sing to the Lord, all the earth.


Sing to the Lord, bless his name;

tell of his salvation from day to day.


Declare his glory among the nations,

his marvelous works among all the peoples.


For great is the Lord, and greatly to be praised;

he is to be revered above all gods.


For all the gods of the peoples are idols,

but the Lord made the heavens.


Honor and majesty are before him;

strength and beauty are in his sanctuary.



Ascribe to the Lord, O families of the peoples,

ascribe to the Lord glory and strength.


Ascribe to the Lord the glory due his name;

bring an offering, and come into his courts.


Worship the Lord in holy splendor;

tremble before him, all the earth.



Say among the nations, “The Lord is king!

The world is firmly established; it shall never be moved.

He will judge the peoples with equity.”


Let the heavens be glad, and let the earth rejoice;

let the sea roar, and all that fills it;


let the field exult, and everything in it.

Then shall all the trees of the forest sing for joy


before the Lord; for he is coming,

for he is coming to judge the earth.

He will judge the world with righteousness,

and the peoples with his truth.

Select a resource above

Ps 95:1-11. David (Heb 4:7) exhorts men to praise God for His greatness, and warns them, in God's words, against neglecting His service.

1. The terms used to express the highest kind of joy.

rock—a firm basis, giving certainty of salvation (Ps 62:7).

2. come … presence—literally, "approach," or, meet Him (Ps 17:13).

3. above … gods—esteemed such by men, though really nothing (Jer 5:7; 10:10-15).

4, 5. The terms used describe the world in its whole extent, subject to God.

6. come—or, "enter," with solemn forms, as well as hearts.

7. This relation illustrates our entire dependence (compare Ps 23:3; 74:1). The last clause is united by Paul (Heb 3:7) to the following (compare Ps 81:8),

8-11. warning against neglect; and this is sustained by citing the melancholy fate of their rebellious ancestors, whose provoking insolence is described by quoting the language of God's complaint (Nu 14:11) of their conduct at Meribah and Massah, names given (Ex 17:7) to commemorate their strife and contention with Him (Ps 78:18, 41).

10. err in their heart—Their wanderings in the desert were but types of their innate ignorance and perverseness.

that they should not—literally, "if they," &c., part of the form of swearing (compare Nu 14:30; Ps 89:35).

Ps 96:1-13. The substance of this Psalm, and portions of the ninety-seventh, ninety-eighth, and hundredth, are found in 1Ch 16:7-36, which was used by David's directions in the dedication of the tabernacle on Mount Zion. The dispensation of the Messiah was typified by that event, involving, as it did, a more permanent seat of worship, and the introduction of additional and more spiritual services. Hence the language of these Psalms may be regarded as having a higher import than that pertinent to the occasion on which it was thus publicly used.

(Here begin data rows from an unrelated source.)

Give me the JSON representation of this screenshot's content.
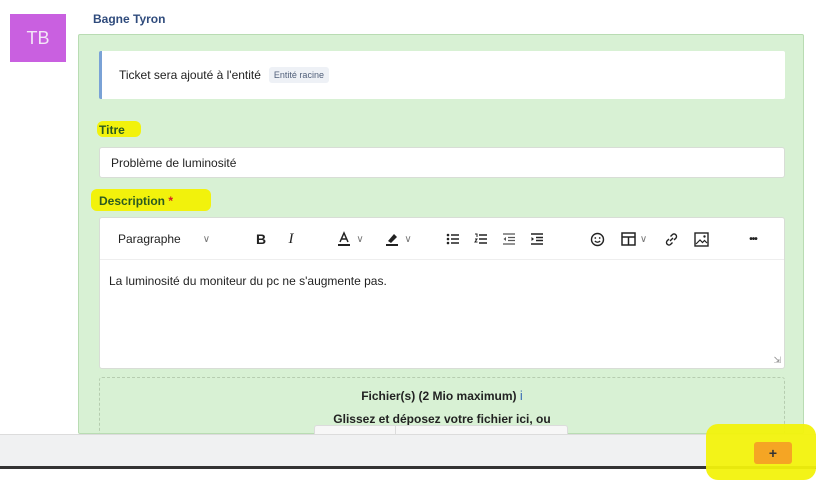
{
  "author": {
    "initials": "TB",
    "name": "Bagne Tyron"
  },
  "info": {
    "text": "Ticket sera ajouté à l'entité",
    "badge": "Entité racine"
  },
  "title_field": {
    "label": "Titre",
    "value": "Problème de luminosité"
  },
  "description": {
    "label": "Description",
    "required_mark": "*",
    "text": "La luminosité du moniteur du pc ne s'augmente pas."
  },
  "toolbar": {
    "block_format": "Paragraphe",
    "bold": "B",
    "italic": "I",
    "more": "•••",
    "icons": [
      "text-color-icon",
      "highlight-color-icon",
      "bulleted-list-icon",
      "numbered-list-icon",
      "outdent-icon",
      "indent-icon",
      "emoji-icon",
      "table-icon",
      "link-icon",
      "image-icon"
    ]
  },
  "dropzone": {
    "title": "Fichier(s) (2 Mio maximum)",
    "info_icon": "i",
    "subtitle": "Glissez et déposez votre fichier ici, ou"
  },
  "add_button": {
    "label": "+",
    "color": "#f5a524"
  },
  "colors": {
    "card": "#d8f1d4",
    "avatar": "#c960e0",
    "highlight": "#f2f20c"
  }
}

1-3. All nations are invited to unite in this most joyful praise.

new song—literally, "fresh," or new mercies (Ps 33:3; 40:3).

2. show forth—literally, "declare joyful tidings."

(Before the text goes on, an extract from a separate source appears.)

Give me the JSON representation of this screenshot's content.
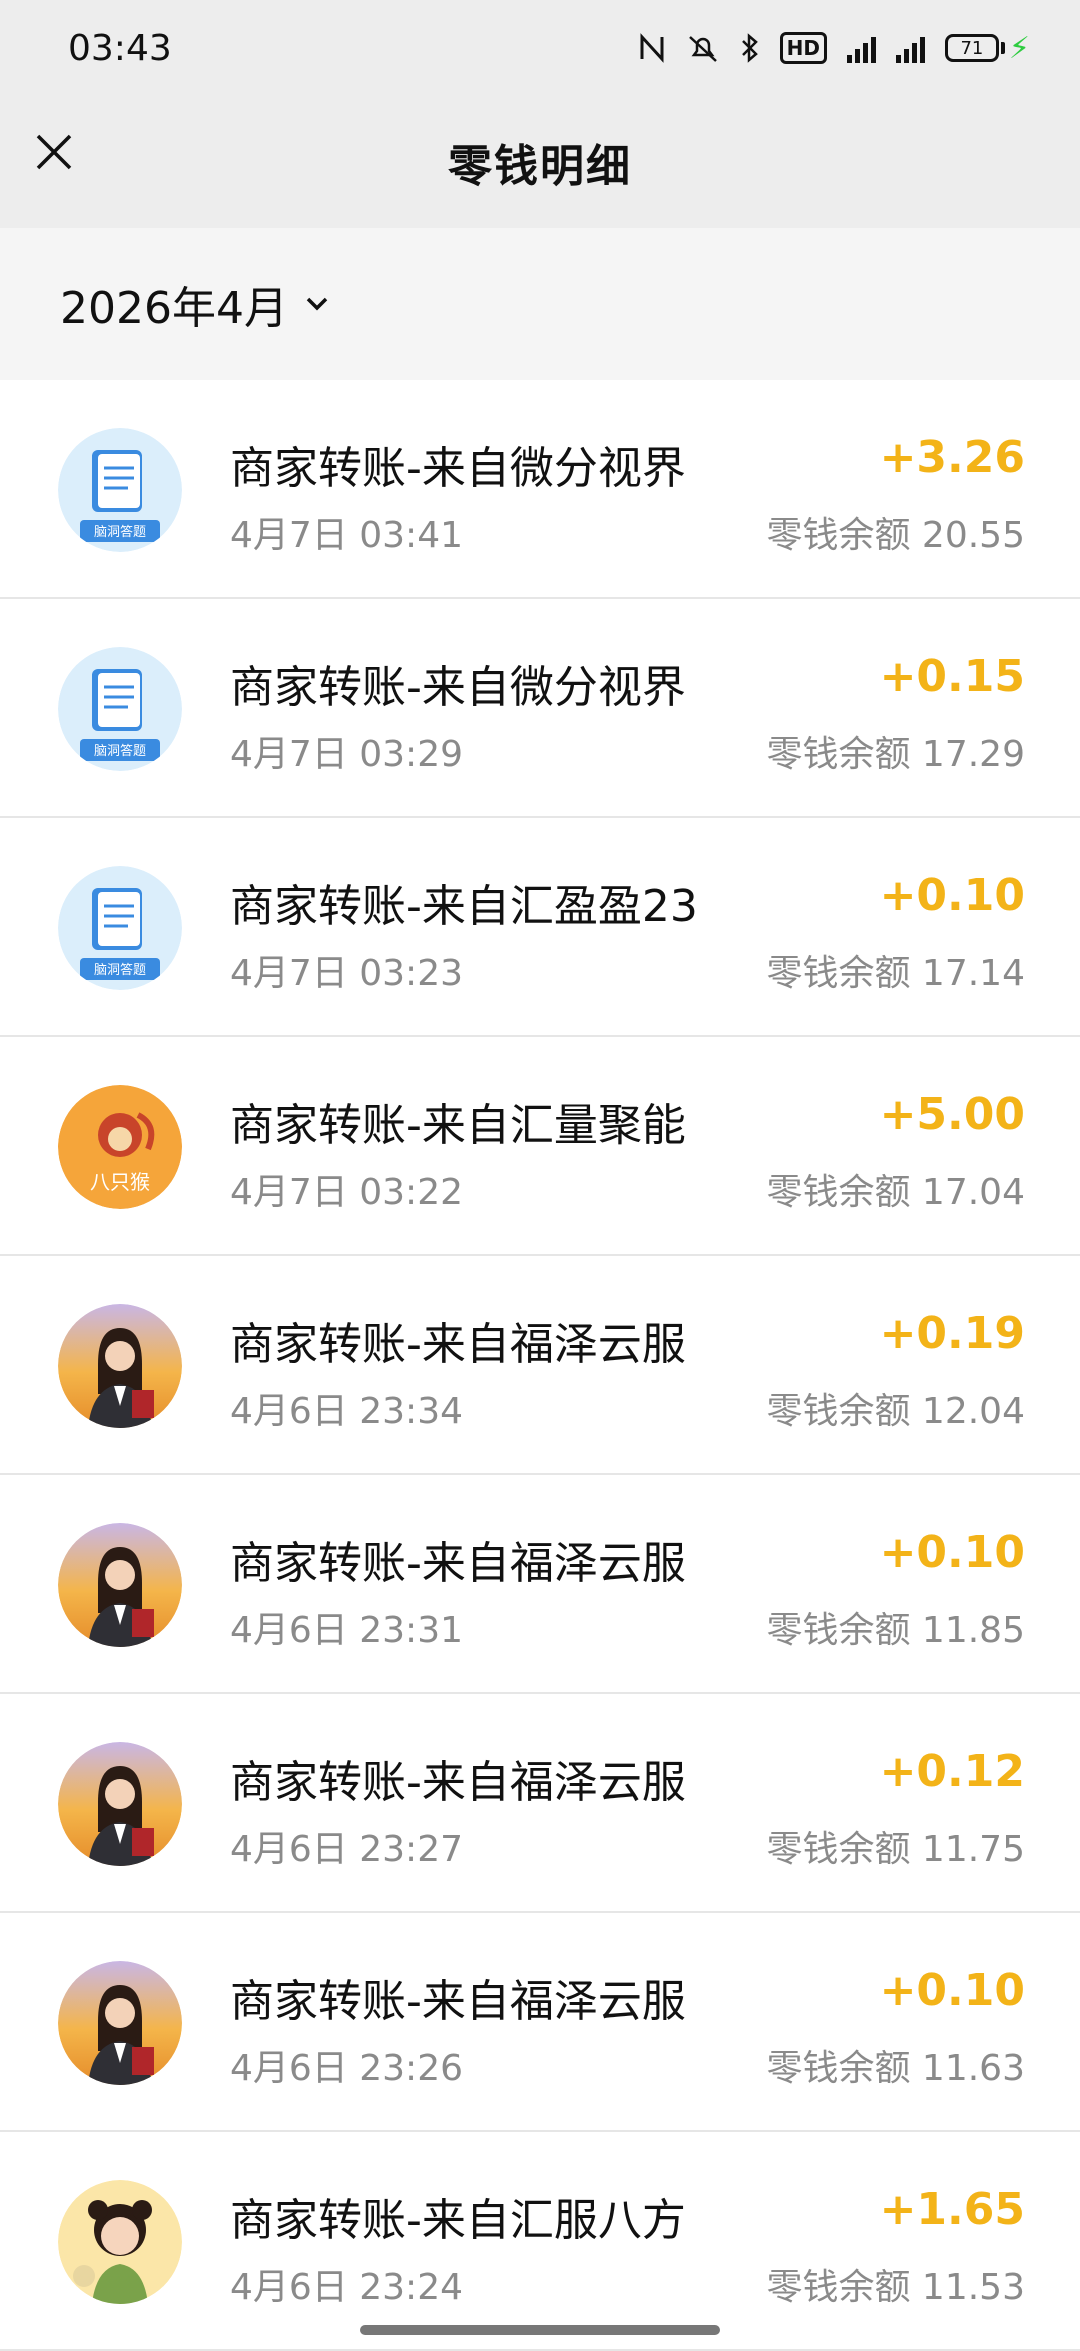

salvation—illustrates His glory in its wonders of love and mercy.

4, 5. For He is not a local God, but of universal agency, while idols are nothing.

6. Honour and majesty—are His attendants, declared in His mighty works, while power and grace are specially seen in His spiritual relations to His people.

7-9. Give—or, "ascribe" (Ps 29:1) due honor to Him, by acts of appointed and solemn worship in His house.

8. offering—of thanks.

9. beauty of holiness—(Ps 29:2).

fear … him—(Ps 2:11).

10. Let all know that the government of the world is ordered in justice, and they shall enjoy firm and lasting peace (compare Ps 72:3, 7; Isa 9:6, 7).

11-13. For which reason the universe is invoked to unite in joy, and even inanimate nature (Ro 8:14-22) is poetically represented as capable of joining in the anthem of praise.